> _Exercise details_
Which lines of the records below contain the word "image"? Report each of them in full.

> _Supplied records_
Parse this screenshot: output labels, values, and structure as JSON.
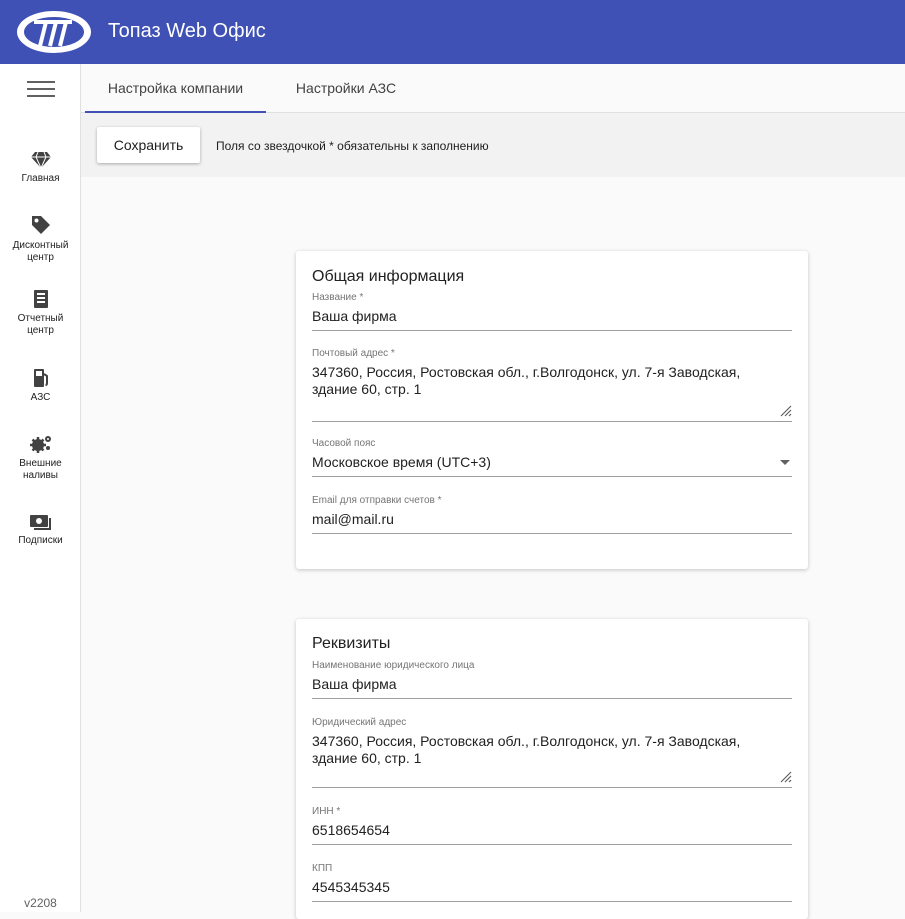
{
  "app": {
    "title": "Топаз Web Офис"
  },
  "sidebar": {
    "items": [
      {
        "label": "Главная",
        "icon": "diamond-icon"
      },
      {
        "label": "Дисконтный центр",
        "icon": "tag-icon"
      },
      {
        "label": "Отчетный центр",
        "icon": "report-icon"
      },
      {
        "label": "АЗС",
        "icon": "fuel-pump-icon"
      },
      {
        "label": "Внешние наливы",
        "icon": "gears-icon"
      },
      {
        "label": "Подписки",
        "icon": "cash-icon"
      }
    ],
    "version": "v2208"
  },
  "tabs": [
    {
      "label": "Настройка компании",
      "active": true
    },
    {
      "label": "Настройки АЗС",
      "active": false
    }
  ],
  "toolbar": {
    "save_label": "Сохранить",
    "required_note": "Поля со звездочкой * обязательны к заполнению"
  },
  "general": {
    "title": "Общая информация",
    "name": {
      "label": "Название *",
      "value": "Ваша фирма"
    },
    "postal_address": {
      "label": "Почтовый адрес *",
      "value": "347360, Россия, Ростовская обл., г.Волгодонск, ул. 7-я Заводская, здание 60, стр. 1"
    },
    "timezone": {
      "label": "Часовой пояс",
      "value": "Московское время (UTC+3)"
    },
    "email": {
      "label": "Email для отправки счетов *",
      "value": "mail@mail.ru"
    }
  },
  "requisites": {
    "title": "Реквизиты",
    "legal_name": {
      "label": "Наименование юридического лица",
      "value": "Ваша фирма"
    },
    "legal_address": {
      "label": "Юридический адрес",
      "value": "347360, Россия, Ростовская обл., г.Волгодонск, ул. 7-я Заводская, здание 60, стр. 1"
    },
    "inn": {
      "label": "ИНН *",
      "value": "6518654654"
    },
    "kpp": {
      "label": "КПП",
      "value": "4545345345"
    }
  },
  "colors": {
    "primary": "#3f51b5",
    "background": "#fafafa"
  }
}
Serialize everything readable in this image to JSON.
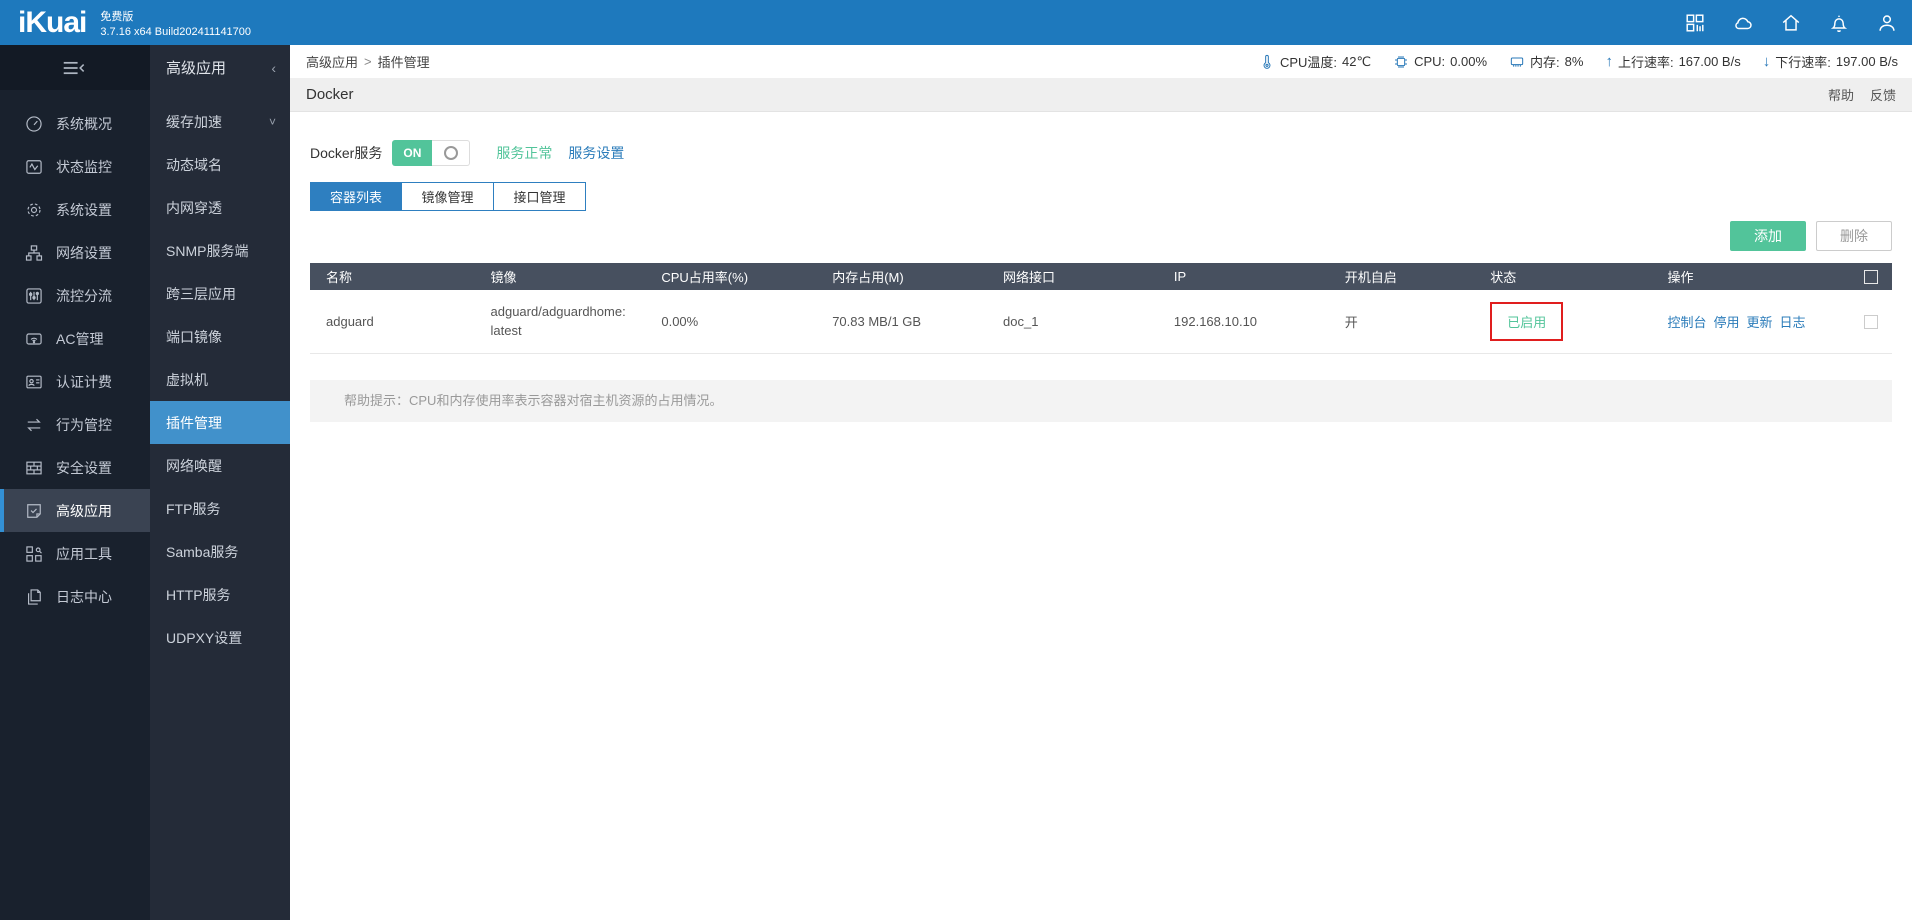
{
  "topbar": {
    "logo": "iKuai",
    "edition": "免费版",
    "build": "3.7.16 x64 Build202411141700"
  },
  "sidebar": {
    "items": [
      {
        "label": "系统概况"
      },
      {
        "label": "状态监控"
      },
      {
        "label": "系统设置"
      },
      {
        "label": "网络设置"
      },
      {
        "label": "流控分流"
      },
      {
        "label": "AC管理"
      },
      {
        "label": "认证计费"
      },
      {
        "label": "行为管控"
      },
      {
        "label": "安全设置"
      },
      {
        "label": "高级应用"
      },
      {
        "label": "应用工具"
      },
      {
        "label": "日志中心"
      }
    ],
    "selected": "高级应用"
  },
  "submenu": {
    "title": "高级应用",
    "collapse_arrow": "‹",
    "items": [
      {
        "label": "缓存加速",
        "chevron": "˅"
      },
      {
        "label": "动态域名"
      },
      {
        "label": "内网穿透"
      },
      {
        "label": "SNMP服务端"
      },
      {
        "label": "跨三层应用"
      },
      {
        "label": "端口镜像"
      },
      {
        "label": "虚拟机"
      },
      {
        "label": "插件管理"
      },
      {
        "label": "网络唤醒"
      },
      {
        "label": "FTP服务"
      },
      {
        "label": "Samba服务"
      },
      {
        "label": "HTTP服务"
      },
      {
        "label": "UDPXY设置"
      }
    ],
    "selected": "插件管理"
  },
  "breadcrumb": {
    "parent": "高级应用",
    "separator": ">",
    "current": "插件管理"
  },
  "statusbar": {
    "cpu_temp": {
      "label": "CPU温度:",
      "value": "42℃"
    },
    "cpu": {
      "label": "CPU:",
      "value": "0.00%"
    },
    "memory": {
      "label": "内存:",
      "value": "8%"
    },
    "upload": {
      "arrow": "↑",
      "label": "上行速率:",
      "value": "167.00 B/s"
    },
    "download": {
      "arrow": "↓",
      "label": "下行速率:",
      "value": "197.00 B/s"
    }
  },
  "page": {
    "title": "Docker",
    "help_link": "帮助",
    "feedback_link": "反馈",
    "service": {
      "label": "Docker服务",
      "toggle_on_label": "ON",
      "status_text": "服务正常",
      "settings_link": "服务设置"
    },
    "tabs": [
      {
        "label": "容器列表",
        "active": true
      },
      {
        "label": "镜像管理",
        "active": false
      },
      {
        "label": "接口管理",
        "active": false
      }
    ],
    "add_button": "添加",
    "delete_button": "删除",
    "table": {
      "headers": [
        "名称",
        "镜像",
        "CPU占用率(%)",
        "内存占用(M)",
        "网络接口",
        "IP",
        "开机自启",
        "状态",
        "操作"
      ],
      "rows": [
        {
          "name": "adguard",
          "image": "adguard/adguardhome:latest",
          "cpu": "0.00%",
          "memory": "70.83 MB/1 GB",
          "interface": "doc_1",
          "ip": "192.168.10.10",
          "autostart": "开",
          "status": "已启用",
          "actions": {
            "console": "控制台",
            "stop": "停用",
            "update": "更新",
            "log": "日志"
          }
        }
      ]
    },
    "help_tip": "帮助提示：CPU和内存使用率表示容器对宿主机资源的占用情况。"
  },
  "colors": {
    "brand_blue": "#1e79bd",
    "accent_green": "#52c49a",
    "link_blue": "#2b7cba",
    "tab_blue": "#2e7fc0",
    "table_header": "#47505f",
    "annotation_red": "#e01e1e"
  }
}
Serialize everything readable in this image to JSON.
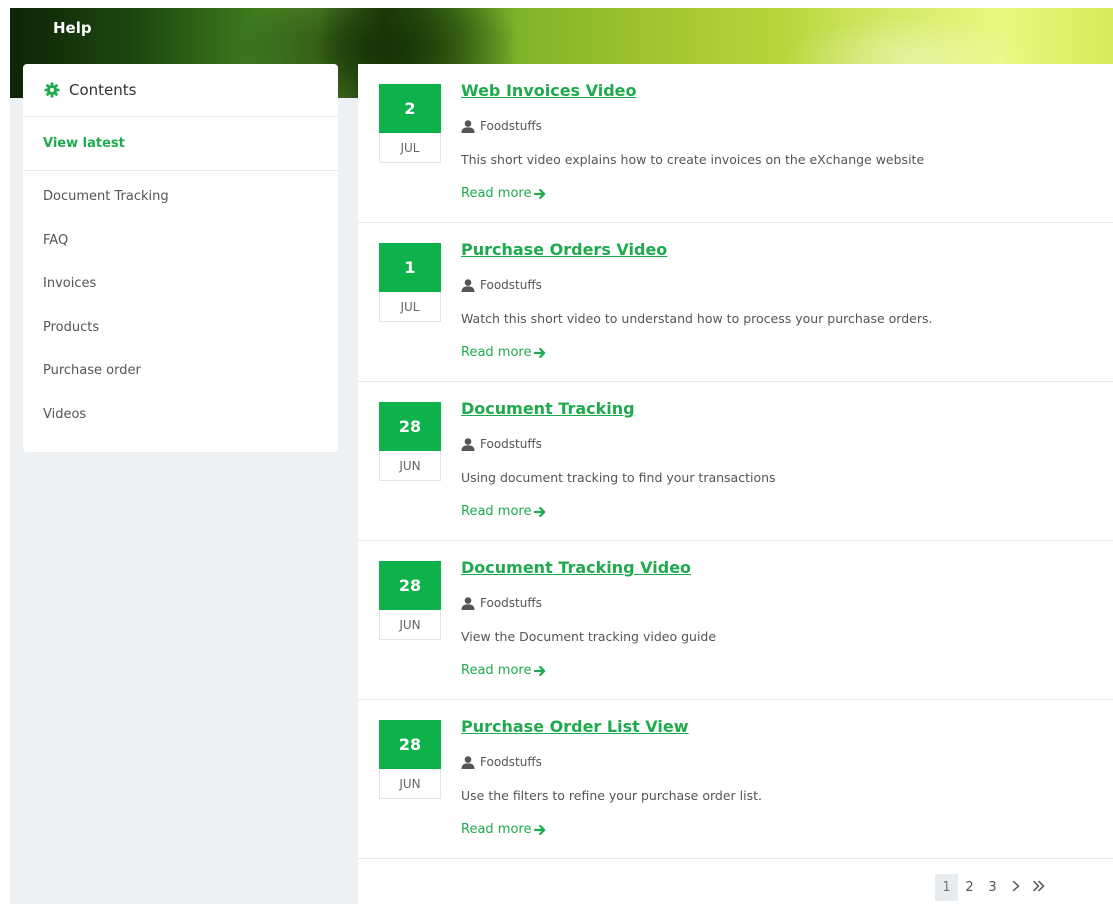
{
  "header": {
    "title": "Help"
  },
  "sidebar": {
    "title": "Contents",
    "title_icon": "gear-icon",
    "view_latest": "View latest",
    "categories": [
      {
        "label": "Document Tracking"
      },
      {
        "label": "FAQ"
      },
      {
        "label": "Invoices"
      },
      {
        "label": "Products"
      },
      {
        "label": "Purchase order"
      },
      {
        "label": "Videos"
      }
    ]
  },
  "posts": [
    {
      "day": "2",
      "month": "JUL",
      "title": "Web Invoices Video",
      "author": "Foodstuffs",
      "description": "This short video explains how to create invoices on the eXchange website",
      "read_more": "Read more"
    },
    {
      "day": "1",
      "month": "JUL",
      "title": "Purchase Orders Video",
      "author": "Foodstuffs",
      "description": "Watch this short video to understand how to process your purchase orders.",
      "read_more": "Read more"
    },
    {
      "day": "28",
      "month": "JUN",
      "title": "Document Tracking",
      "author": "Foodstuffs",
      "description": "Using document tracking to find your transactions",
      "read_more": "Read more"
    },
    {
      "day": "28",
      "month": "JUN",
      "title": "Document Tracking Video",
      "author": "Foodstuffs",
      "description": "View the Document tracking video guide",
      "read_more": "Read more"
    },
    {
      "day": "28",
      "month": "JUN",
      "title": "Purchase Order List View",
      "author": "Foodstuffs",
      "description": "Use the filters to refine your purchase order list.",
      "read_more": "Read more"
    }
  ],
  "pagination": {
    "pages": [
      "1",
      "2",
      "3"
    ],
    "current": "1",
    "next_icon": "chevron-right-icon",
    "last_icon": "double-chevron-right-icon"
  },
  "colors": {
    "accent": "#1fab4d",
    "date_badge": "#0db24a",
    "page_background": "#edf1f4"
  }
}
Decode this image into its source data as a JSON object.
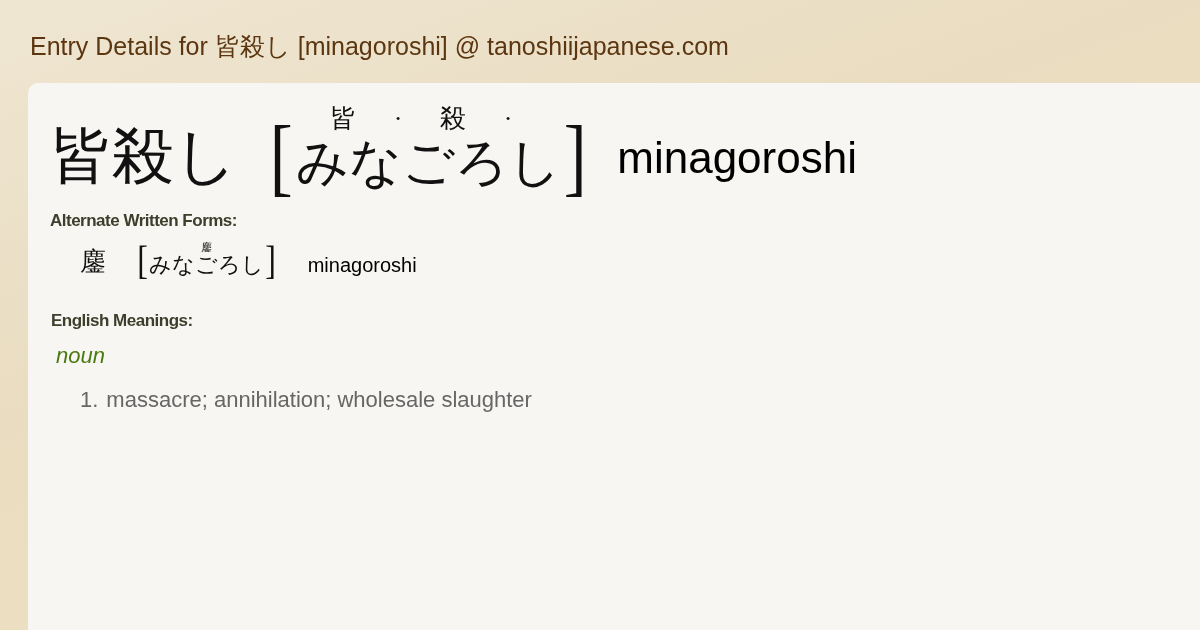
{
  "page_title": "Entry Details for 皆殺し [minagoroshi] @ tanoshiijapanese.com",
  "entry": {
    "written": "皆殺し",
    "open_bracket": "[",
    "furigana": [
      "皆",
      "·",
      "殺",
      "·"
    ],
    "reading": "みなごろし",
    "close_bracket": "]",
    "romaji": "minagoroshi"
  },
  "alternate_forms": {
    "heading": "Alternate Written Forms:",
    "items": [
      {
        "written": "鏖",
        "open_bracket": "[",
        "furigana": "鏖",
        "reading": "みなごろし",
        "close_bracket": "]",
        "romaji": "minagoroshi"
      }
    ]
  },
  "meanings": {
    "heading": "English Meanings:",
    "groups": [
      {
        "part_of_speech": "noun",
        "senses": [
          {
            "number": "1.",
            "text": "massacre; annihilation; wholesale slaughter"
          }
        ]
      }
    ]
  }
}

> _Task response_
Serialize everything readable in this image to JSON.
          "image": "adguard/adguardhome:latest",
Serialize everything readable in this image to JSON.
Decode this image into its source data as a JSON object.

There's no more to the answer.